CONTACT: WINSTON BARCLAY
100 Old Public Library
Iowa City IA 52242
(319) 384-0073; fax (319) 384-0024
Release: Aug. 18, 2000
Theatres' Mainstage offers discounted season subscriptions
IOWA CITY, Iowa -- Season subscriptions are now available
for the Mainstage productions of University Theatres, the production arm of
the University of Iowa department of theatre arts in the new UI Division of
Performing Arts. Three-play and five-play season packages offer discounts
of 20 percent, compared to the prices of single tickets.
The productions in the Mainstage season will be: "Marat/Sade"
by Peter Weiss, Oct. 12-29; the world premiere of "When the Angels of Heaven
Saw the Daughters of Man" by Eric Ehn and artists of RAT, Nov. 2-12; the Midwest
premiere of "Aloha, Say the Pretty Girls" by Naomi Iizuka, Feb. 1-11; "Strange

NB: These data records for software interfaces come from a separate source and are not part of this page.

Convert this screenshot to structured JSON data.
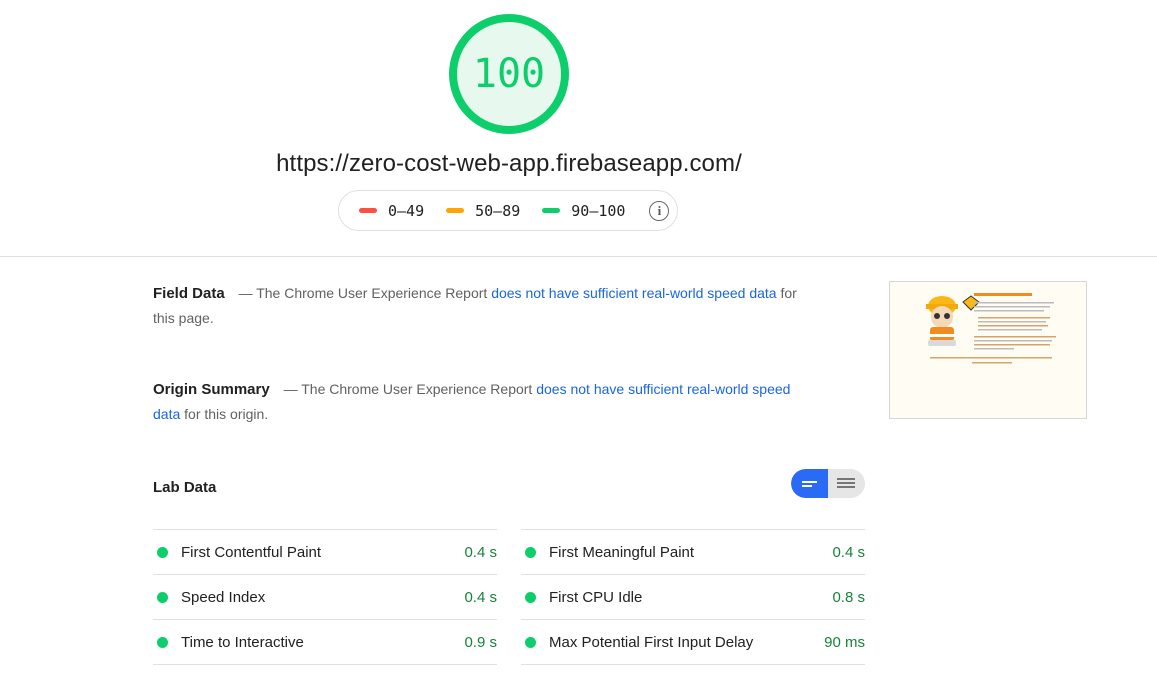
{
  "score": {
    "value": "100",
    "color": "#0cce6b",
    "fill": "#e7f8ee"
  },
  "url": "https://zero-cost-web-app.firebaseapp.com/",
  "legend": {
    "ranges": [
      {
        "label": "0–49",
        "color": "#ff4e42"
      },
      {
        "label": "50–89",
        "color": "#ffa400"
      },
      {
        "label": "90–100",
        "color": "#0cce6b"
      }
    ],
    "info_icon": "info-icon"
  },
  "field_data": {
    "title": "Field Data",
    "prefix": "— The Chrome User Experience Report",
    "link": "does not have sufficient real-world speed data",
    "suffix": "for this page."
  },
  "origin_summary": {
    "title": "Origin Summary",
    "prefix": "— The Chrome User Experience Report",
    "link": "does not have sufficient real-world speed data",
    "suffix": "for this origin."
  },
  "thumbnail": {
    "heading": "Congratulations, you made it!",
    "caption": "This page is hosted with Firebase Hosting"
  },
  "lab_data": {
    "title": "Lab Data",
    "toggle_icons": [
      "summary-view-icon",
      "list-view-icon"
    ],
    "metrics_left": [
      {
        "name": "First Contentful Paint",
        "value": "0.4 s"
      },
      {
        "name": "Speed Index",
        "value": "0.4 s"
      },
      {
        "name": "Time to Interactive",
        "value": "0.9 s"
      }
    ],
    "metrics_right": [
      {
        "name": "First Meaningful Paint",
        "value": "0.4 s"
      },
      {
        "name": "First CPU Idle",
        "value": "0.8 s"
      },
      {
        "name": "Max Potential First Input Delay",
        "value": "90 ms"
      }
    ],
    "pass_color": "#0cce6b",
    "value_color": "#178239"
  }
}
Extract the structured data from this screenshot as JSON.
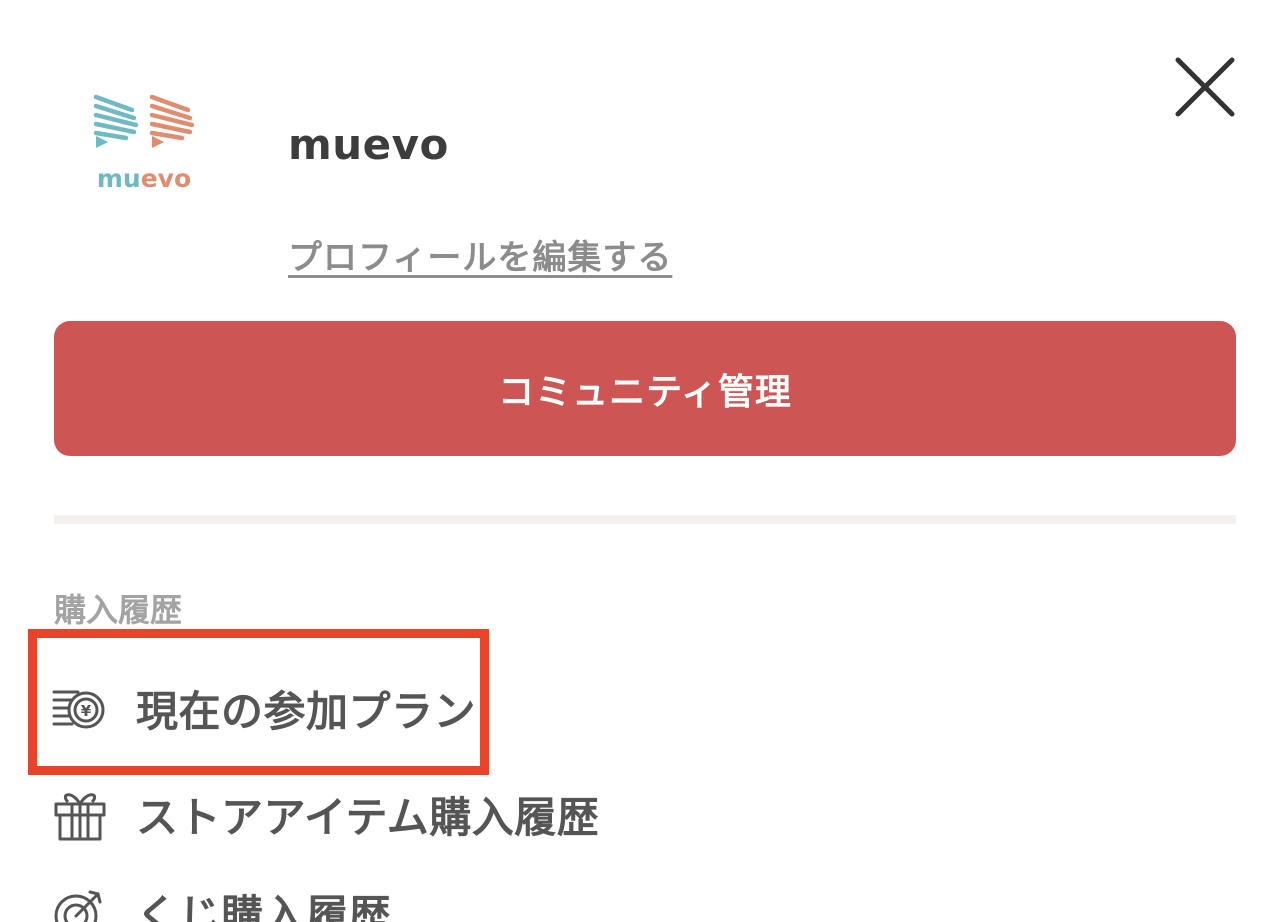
{
  "header": {
    "close_icon": "close-icon",
    "logo_text": "muevo",
    "username": "muevo",
    "edit_profile_label": "プロフィールを編集する"
  },
  "community_button": {
    "label": "コミュニティ管理",
    "color": "#cd5553"
  },
  "purchase_history": {
    "heading": "購入履歴",
    "items": [
      {
        "icon": "yen-coin-icon",
        "label": "現在の参加プラン"
      },
      {
        "icon": "gift-icon",
        "label": "ストアアイテム購入履歴"
      },
      {
        "icon": "target-icon",
        "label": "くじ購入履歴"
      }
    ]
  },
  "highlight": {
    "color": "#e8442a"
  },
  "colors": {
    "logo_teal": "#6fb9c7",
    "logo_coral": "#e18c6f",
    "text_dark": "#3d3d3d",
    "text_muted": "#8c8c8c"
  }
}
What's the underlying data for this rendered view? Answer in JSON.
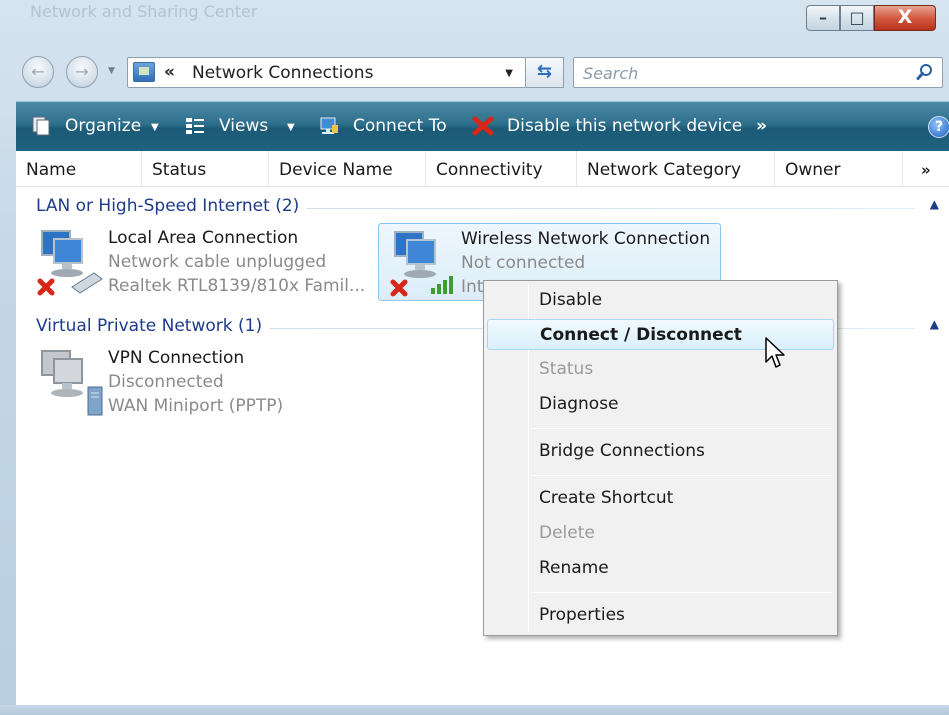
{
  "window": {
    "title": "Network and Sharing Center",
    "buttons": {
      "minimize": "–",
      "maximize": "□",
      "close": "X"
    }
  },
  "nav": {
    "back_glyph": "←",
    "forward_glyph": "→",
    "address_chevron": "«",
    "address": "Network Connections",
    "refresh_glyph": "⇆",
    "search_placeholder": "Search"
  },
  "toolbar": {
    "organize": "Organize",
    "views": "Views",
    "connect_to": "Connect To",
    "disable": "Disable this network device",
    "more": "»",
    "help": "?"
  },
  "columns": [
    "Name",
    "Status",
    "Device Name",
    "Connectivity",
    "Network Category",
    "Owner"
  ],
  "columns_more": "»",
  "groups": [
    {
      "label": "LAN or High-Speed Internet (2)",
      "items": [
        {
          "name": "Local Area Connection",
          "status": "Network cable unplugged",
          "device": "Realtek RTL8139/810x Famil..."
        },
        {
          "name": "Wireless Network Connection",
          "status": "Not connected",
          "device": "Int"
        }
      ]
    },
    {
      "label": "Virtual Private Network (1)",
      "items": [
        {
          "name": "VPN Connection",
          "status": "Disconnected",
          "device": "WAN Miniport (PPTP)"
        }
      ]
    }
  ],
  "context_menu": {
    "items": [
      "Disable",
      "Connect / Disconnect",
      "Status",
      "Diagnose",
      "Bridge Connections",
      "Create Shortcut",
      "Delete",
      "Rename",
      "Properties"
    ],
    "highlighted": "Connect / Disconnect",
    "disabled": [
      "Status",
      "Delete"
    ]
  },
  "colors": {
    "toolbar": "#1f6380",
    "group_header": "#1e3b8a",
    "selection": "#dcedf9",
    "error_x": "#d62718",
    "signal": "#3f9d2f"
  }
}
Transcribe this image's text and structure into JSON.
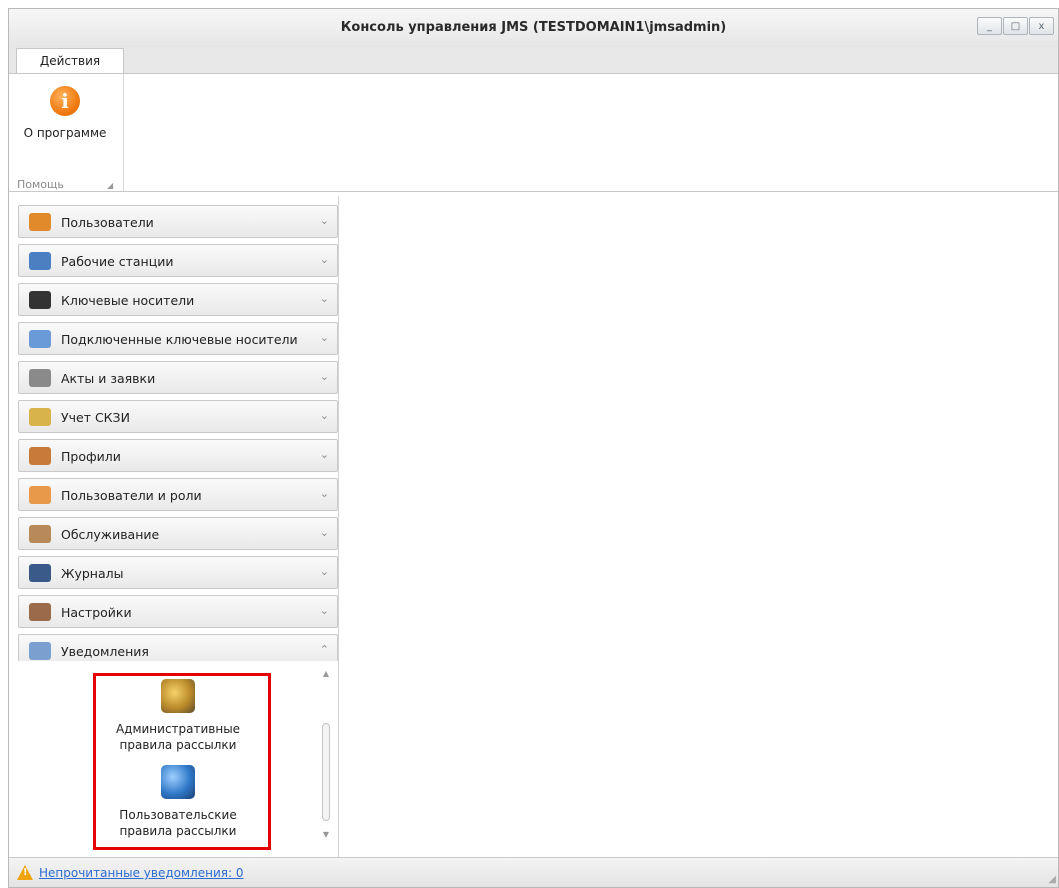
{
  "window": {
    "title": "Консоль управления JMS (TESTDOMAIN1\\jmsadmin)",
    "controls": {
      "minimize": "_",
      "maximize": "□",
      "close": "x"
    }
  },
  "ribbon": {
    "tab": "Действия",
    "group_caption": "Помощь",
    "about_label": "О программе",
    "about_icon_glyph": "i"
  },
  "nav": {
    "items": [
      {
        "label": "Пользователи",
        "icon": "users-icon",
        "expanded": false
      },
      {
        "label": "Рабочие станции",
        "icon": "workstations-icon",
        "expanded": false
      },
      {
        "label": "Ключевые носители",
        "icon": "usb-key-icon",
        "expanded": false
      },
      {
        "label": "Подключенные ключевые носители",
        "icon": "connected-keys-icon",
        "expanded": false
      },
      {
        "label": "Акты и заявки",
        "icon": "printer-icon",
        "expanded": false
      },
      {
        "label": "Учет СКЗИ",
        "icon": "lock-icon",
        "expanded": false
      },
      {
        "label": "Профили",
        "icon": "profiles-icon",
        "expanded": false
      },
      {
        "label": "Пользователи и роли",
        "icon": "shield-icon",
        "expanded": false
      },
      {
        "label": "Обслуживание",
        "icon": "clipboard-icon",
        "expanded": false
      },
      {
        "label": "Журналы",
        "icon": "log-icon",
        "expanded": false
      },
      {
        "label": "Настройки",
        "icon": "settings-icon",
        "expanded": false
      },
      {
        "label": "Уведомления",
        "icon": "envelope-info-icon",
        "expanded": true
      }
    ],
    "chevron_collapsed": "⌄",
    "chevron_expanded": "⌃",
    "notifications": [
      {
        "label": "Административные правила рассылки",
        "icon": "admin-mailing-rules-icon"
      },
      {
        "label": "Пользовательские правила рассылки",
        "icon": "user-mailing-rules-icon"
      }
    ]
  },
  "status": {
    "unread_link": "Непрочитанные уведомления: 0"
  },
  "colors": {
    "accent_orange": "#f07b12",
    "highlight_red": "#e50000",
    "link_blue": "#2a6cd0"
  }
}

Attractors" by Iowa Playwrights Workshop graduate student David Adjmi,
Feb. 22 through March 4; and Moliere's "The Learned Ladies," March 29 through
A free season brochure, with details about each production,
is available from the Hancher Auditorium box office or the department of theatre
Hancher box office hours are 10 a.m.-5:30 p.m. weekdays
and 11 a.m.-3 p.m. Saturdays. From the local calling area, dial (319) 335-1160.
Long distance is toll-free, 1-800-HANCHER. Fax to (319) 353-2284. Orders may
be charged to VISA, MasterCard or American Express. UI students may charge
their purchases to their university bills, and UI faculty and staff may select
the option of payroll deduction. Brochures may be requested by e-mail at <email@example.com>.
People with special needs should dial (319) 335-1158.
This number will be answered by box office personnel prepared to offer assistance
with handicapped parking, wheelchair access and seating, hearing augmentation
and other services. The line is equipped with TDD for people with hearing
impairment who use that technology.
"As one of the foremost academic theaters in the country,
we're committed to presenting the best of the classics, as well as the latest
works," says faculty member Eric Forsythe, director of theater for the department
of theatre arts. "What sets this season apart is its sheer theatrical verve.
It's a year of fireworks."
"Marat/Sade," one of the most influential plays of
the 1960s, combines drama, comedy and music to explore the relationship between
revolution and madness. The full title of "Marat/Sade" is "The Persecution
and Assassination of Jean Paul Marat as Performed by the Inmates of the Asylum
of Charenton Under the Direction of the Marquis de Sade," for it is a most
unusual play-within-a-play. In the bath hall of a French asylum the imprisoned
Marquis de Sade leads mental patients and political prisoners in a theatrical
retelling of the murder of the French revolutionary leader Jean-Paul Marat.
The French gentry audience can only wonder: Will the violence and madness
contained on the stage? "Marat/Sade" captured both the
New York Critics' Circle and Tony awards for best play of 1966.
Last winter the UI department of theatre arts hosted
the RAT Conference, an ad-hoc gathering of out-of-the-mainstream theater companies
and artists from around the globe -- artists who live on the edge, scramble
together an existence, and take chances. One of the prime movers in developing
the RAT idea was Erik Ehn, a visiting faculty member at the UI. Ehn will be
joined by artists from the United States and the former Yugoslavia to create
"When the Angels of Heaven," a theatrical meditation on the Genesis account
of mankind's early history.
Iizuka came to the UI as a visiting faculty member
last season. In her offbeat comedy "Aloha, Say the Pretty Girls," her characters
search for connection and family in an exotic, unpredictable and chaotic world.
"Strange Attractors" was premiered last spring in
the Iowa Playwrights Festival. Starting with the themes and structures of
Ibsen's "A Doll's House," Adjmi's play morphs wildly into a zany, terrifying
play on love sex, and morality in the 21st century.
Considered one of the greatest writers of comedies
of all time, Moliere spent his career poking fun at anyone he felt had it
coming, including doctors, lawyers, and the bourgeoisie. In this 17th century
Parisian household, Moliere pits Philaminte, who insists that her two daughters
be educated in the finer things in life, against Chrysale, her husband, who
believes his daughters only need to know how to be good cooks, raise children,
and take care of the household expenses. Of course, their two daughters have
romantic ideas of their own.
Three-play packages are $36 ($18 for UI students,
senior citizens and youth), and five-play packages are $60 ($28 for UI students,
senior citizens and youth).
Individual tickets will go on sale Sept. 15 at the
Hancher box office. Single ticket prices for each production will be $15 ($7
for UI students, senior citizens and youth).
For UI arts information, visit this new address --
www.uiowa.edu/artsiowa -- on the World Wide Web. To receive UI arts news by
e-mail, contact <firstname.lastname@example.org>.